Yes, I have a thing for Milla Jovovitch and will see pretty much anything that she is in because LtL lurves Milla. There is no denying, however, that her last several movies have been pretty bad. Ok, bad. Ok, really bad. Ultraviolet was a wreck of a movie, which I reviewed a while ago and while the first Resident Evil movie was pretty good for its genre, and the second Resident Evil was ok for its genre, this latest, Resident Evil: Extinction is just dumb: no character development, action sequences that have nothing at stake because we don’t care about any characters other than Alice, and no real point to make other than the bad scientist is bad and the evil Umbrella Corporation is evil.
After she joins up with a small, rag-tag convey of folks who are keeping on the run and barely eking out an existence, I couldn’t help but compare certain elements to Battlestar Galactica. Namely, the sense of exhaustion, of bodies being pushed to the limit, of the mental breakdowns due to living in extreme and sustained crisis situations. Nobody in the convoy looked hungry or tired, yet they would have been rationing supplies. There was no sense of urgency about water, yet they were traveling through the desert. There seemed to be no set plans on how to approach new and unknown buildings and potential dangerous situations. I can suspend my disbelief when it comes to zombies, to the destruction of the world because of an evil corporation releasing a virus, to a mutant superwoman who has serious kick-ass attitude and psychic powers . . . but I what can’t suspend my disbelief about is that the convoy could have lasted more than 1 week. Even in the most extreme, odd, unbelievable, far out, or bizarre situations if the characters act like people would act, then the audience can buy into anything. But the moment you have people who are survivers acting stupid, people who are military trained acting like idiots whose only training was a video game, then the suspension of disbelief stops suspending.

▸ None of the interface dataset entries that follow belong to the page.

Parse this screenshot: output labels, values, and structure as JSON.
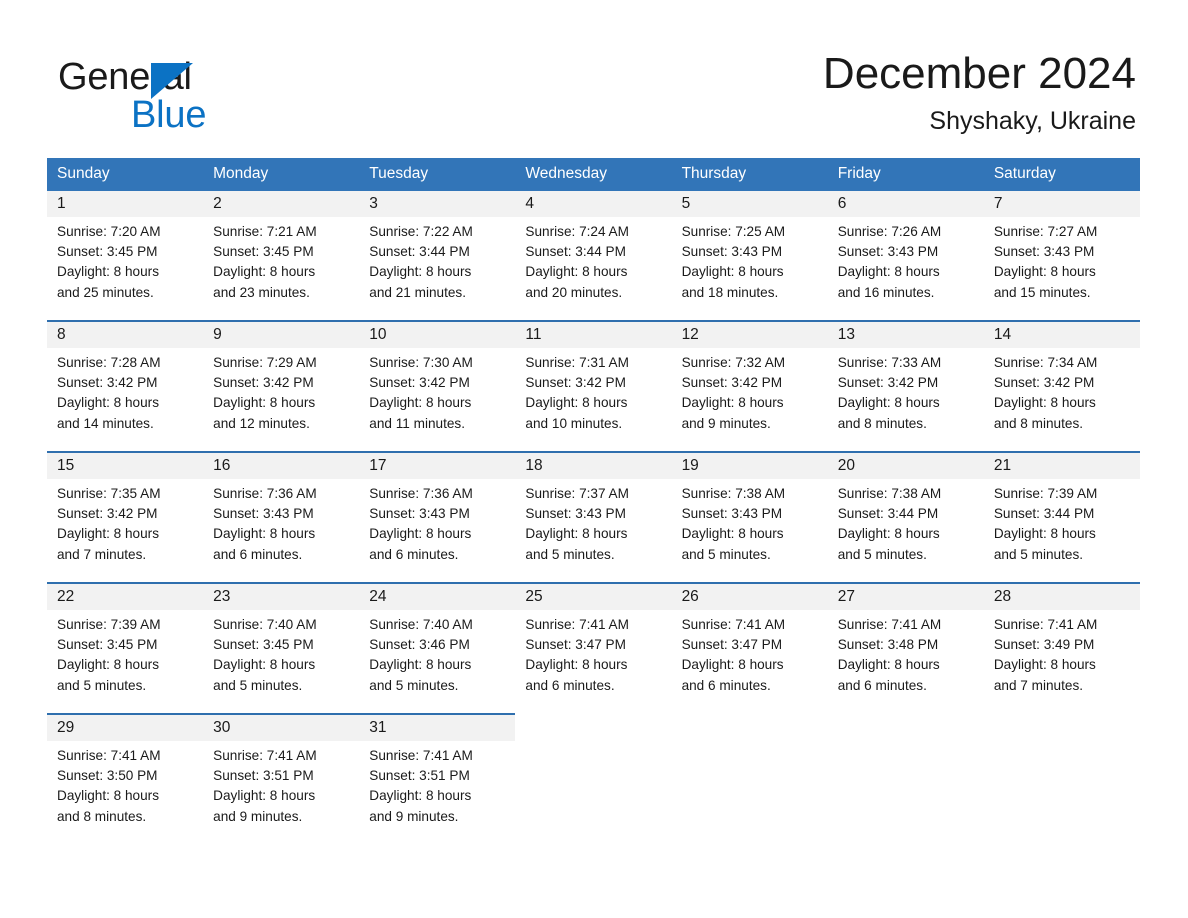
{
  "brand": {
    "name_dark": "General",
    "name_blue": "Blue",
    "accent_color": "#0b72c4"
  },
  "header": {
    "title": "December 2024",
    "location": "Shyshaky, Ukraine"
  },
  "theme": {
    "header_blue": "#3275b8",
    "rule_blue": "#2f6fae",
    "daynum_band": "#f2f2f2",
    "text": "#1a1a1a"
  },
  "weekday_headers": [
    "Sunday",
    "Monday",
    "Tuesday",
    "Wednesday",
    "Thursday",
    "Friday",
    "Saturday"
  ],
  "weeks": [
    {
      "days": [
        {
          "num": "1",
          "sunrise": "Sunrise: 7:20 AM",
          "sunset": "Sunset: 3:45 PM",
          "daylight1": "Daylight: 8 hours",
          "daylight2": "and 25 minutes."
        },
        {
          "num": "2",
          "sunrise": "Sunrise: 7:21 AM",
          "sunset": "Sunset: 3:45 PM",
          "daylight1": "Daylight: 8 hours",
          "daylight2": "and 23 minutes."
        },
        {
          "num": "3",
          "sunrise": "Sunrise: 7:22 AM",
          "sunset": "Sunset: 3:44 PM",
          "daylight1": "Daylight: 8 hours",
          "daylight2": "and 21 minutes."
        },
        {
          "num": "4",
          "sunrise": "Sunrise: 7:24 AM",
          "sunset": "Sunset: 3:44 PM",
          "daylight1": "Daylight: 8 hours",
          "daylight2": "and 20 minutes."
        },
        {
          "num": "5",
          "sunrise": "Sunrise: 7:25 AM",
          "sunset": "Sunset: 3:43 PM",
          "daylight1": "Daylight: 8 hours",
          "daylight2": "and 18 minutes."
        },
        {
          "num": "6",
          "sunrise": "Sunrise: 7:26 AM",
          "sunset": "Sunset: 3:43 PM",
          "daylight1": "Daylight: 8 hours",
          "daylight2": "and 16 minutes."
        },
        {
          "num": "7",
          "sunrise": "Sunrise: 7:27 AM",
          "sunset": "Sunset: 3:43 PM",
          "daylight1": "Daylight: 8 hours",
          "daylight2": "and 15 minutes."
        }
      ]
    },
    {
      "days": [
        {
          "num": "8",
          "sunrise": "Sunrise: 7:28 AM",
          "sunset": "Sunset: 3:42 PM",
          "daylight1": "Daylight: 8 hours",
          "daylight2": "and 14 minutes."
        },
        {
          "num": "9",
          "sunrise": "Sunrise: 7:29 AM",
          "sunset": "Sunset: 3:42 PM",
          "daylight1": "Daylight: 8 hours",
          "daylight2": "and 12 minutes."
        },
        {
          "num": "10",
          "sunrise": "Sunrise: 7:30 AM",
          "sunset": "Sunset: 3:42 PM",
          "daylight1": "Daylight: 8 hours",
          "daylight2": "and 11 minutes."
        },
        {
          "num": "11",
          "sunrise": "Sunrise: 7:31 AM",
          "sunset": "Sunset: 3:42 PM",
          "daylight1": "Daylight: 8 hours",
          "daylight2": "and 10 minutes."
        },
        {
          "num": "12",
          "sunrise": "Sunrise: 7:32 AM",
          "sunset": "Sunset: 3:42 PM",
          "daylight1": "Daylight: 8 hours",
          "daylight2": "and 9 minutes."
        },
        {
          "num": "13",
          "sunrise": "Sunrise: 7:33 AM",
          "sunset": "Sunset: 3:42 PM",
          "daylight1": "Daylight: 8 hours",
          "daylight2": "and 8 minutes."
        },
        {
          "num": "14",
          "sunrise": "Sunrise: 7:34 AM",
          "sunset": "Sunset: 3:42 PM",
          "daylight1": "Daylight: 8 hours",
          "daylight2": "and 8 minutes."
        }
      ]
    },
    {
      "days": [
        {
          "num": "15",
          "sunrise": "Sunrise: 7:35 AM",
          "sunset": "Sunset: 3:42 PM",
          "daylight1": "Daylight: 8 hours",
          "daylight2": "and 7 minutes."
        },
        {
          "num": "16",
          "sunrise": "Sunrise: 7:36 AM",
          "sunset": "Sunset: 3:43 PM",
          "daylight1": "Daylight: 8 hours",
          "daylight2": "and 6 minutes."
        },
        {
          "num": "17",
          "sunrise": "Sunrise: 7:36 AM",
          "sunset": "Sunset: 3:43 PM",
          "daylight1": "Daylight: 8 hours",
          "daylight2": "and 6 minutes."
        },
        {
          "num": "18",
          "sunrise": "Sunrise: 7:37 AM",
          "sunset": "Sunset: 3:43 PM",
          "daylight1": "Daylight: 8 hours",
          "daylight2": "and 5 minutes."
        },
        {
          "num": "19",
          "sunrise": "Sunrise: 7:38 AM",
          "sunset": "Sunset: 3:43 PM",
          "daylight1": "Daylight: 8 hours",
          "daylight2": "and 5 minutes."
        },
        {
          "num": "20",
          "sunrise": "Sunrise: 7:38 AM",
          "sunset": "Sunset: 3:44 PM",
          "daylight1": "Daylight: 8 hours",
          "daylight2": "and 5 minutes."
        },
        {
          "num": "21",
          "sunrise": "Sunrise: 7:39 AM",
          "sunset": "Sunset: 3:44 PM",
          "daylight1": "Daylight: 8 hours",
          "daylight2": "and 5 minutes."
        }
      ]
    },
    {
      "days": [
        {
          "num": "22",
          "sunrise": "Sunrise: 7:39 AM",
          "sunset": "Sunset: 3:45 PM",
          "daylight1": "Daylight: 8 hours",
          "daylight2": "and 5 minutes."
        },
        {
          "num": "23",
          "sunrise": "Sunrise: 7:40 AM",
          "sunset": "Sunset: 3:45 PM",
          "daylight1": "Daylight: 8 hours",
          "daylight2": "and 5 minutes."
        },
        {
          "num": "24",
          "sunrise": "Sunrise: 7:40 AM",
          "sunset": "Sunset: 3:46 PM",
          "daylight1": "Daylight: 8 hours",
          "daylight2": "and 5 minutes."
        },
        {
          "num": "25",
          "sunrise": "Sunrise: 7:41 AM",
          "sunset": "Sunset: 3:47 PM",
          "daylight1": "Daylight: 8 hours",
          "daylight2": "and 6 minutes."
        },
        {
          "num": "26",
          "sunrise": "Sunrise: 7:41 AM",
          "sunset": "Sunset: 3:47 PM",
          "daylight1": "Daylight: 8 hours",
          "daylight2": "and 6 minutes."
        },
        {
          "num": "27",
          "sunrise": "Sunrise: 7:41 AM",
          "sunset": "Sunset: 3:48 PM",
          "daylight1": "Daylight: 8 hours",
          "daylight2": "and 6 minutes."
        },
        {
          "num": "28",
          "sunrise": "Sunrise: 7:41 AM",
          "sunset": "Sunset: 3:49 PM",
          "daylight1": "Daylight: 8 hours",
          "daylight2": "and 7 minutes."
        }
      ]
    },
    {
      "days": [
        {
          "num": "29",
          "sunrise": "Sunrise: 7:41 AM",
          "sunset": "Sunset: 3:50 PM",
          "daylight1": "Daylight: 8 hours",
          "daylight2": "and 8 minutes."
        },
        {
          "num": "30",
          "sunrise": "Sunrise: 7:41 AM",
          "sunset": "Sunset: 3:51 PM",
          "daylight1": "Daylight: 8 hours",
          "daylight2": "and 9 minutes."
        },
        {
          "num": "31",
          "sunrise": "Sunrise: 7:41 AM",
          "sunset": "Sunset: 3:51 PM",
          "daylight1": "Daylight: 8 hours",
          "daylight2": "and 9 minutes."
        },
        {
          "num": "",
          "sunrise": "",
          "sunset": "",
          "daylight1": "",
          "daylight2": ""
        },
        {
          "num": "",
          "sunrise": "",
          "sunset": "",
          "daylight1": "",
          "daylight2": ""
        },
        {
          "num": "",
          "sunrise": "",
          "sunset": "",
          "daylight1": "",
          "daylight2": ""
        },
        {
          "num": "",
          "sunrise": "",
          "sunset": "",
          "daylight1": "",
          "daylight2": ""
        }
      ]
    }
  ]
}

Plot intro (from NY Times): Erast Fandorin, a government clerk turned detective, makes for an unlikely but gifted sleuth in late nineteenth-century Russia. The action opens a few years before the assassination of Czar Alexander II which begins the dark slide to war and revolution. A rich young man has killed himself in Moscow’s Alexander Gardens, having spun a single cartridge in a revolver’s chamber, pulled the trigger and lost at a game said to have been thought up in the Klondike gold fields and therefore called American roulette. The suicide note ostensibly explains the young man’s motive: “Your world nauseates me, and that, truly, is quite reason enough.” He has left his fortune to Baroness Margaret Astair, a British educator famed for her world-wide organization of progressive orphanages, which will shift the action for a time to England.
Not much is available about her other film, The Palermo Shooting , other than she is playing herself and its being directed by Wim Wenders and is currently in post-production. By virtue of the director alone, it promises to be at least an interesting film.
If you lurve Milla as well, Resident Evil: Extinction is worth a rental. But if you don’t have a major, unreasoning, somewhat stupefying crush on Milla, don’t bother.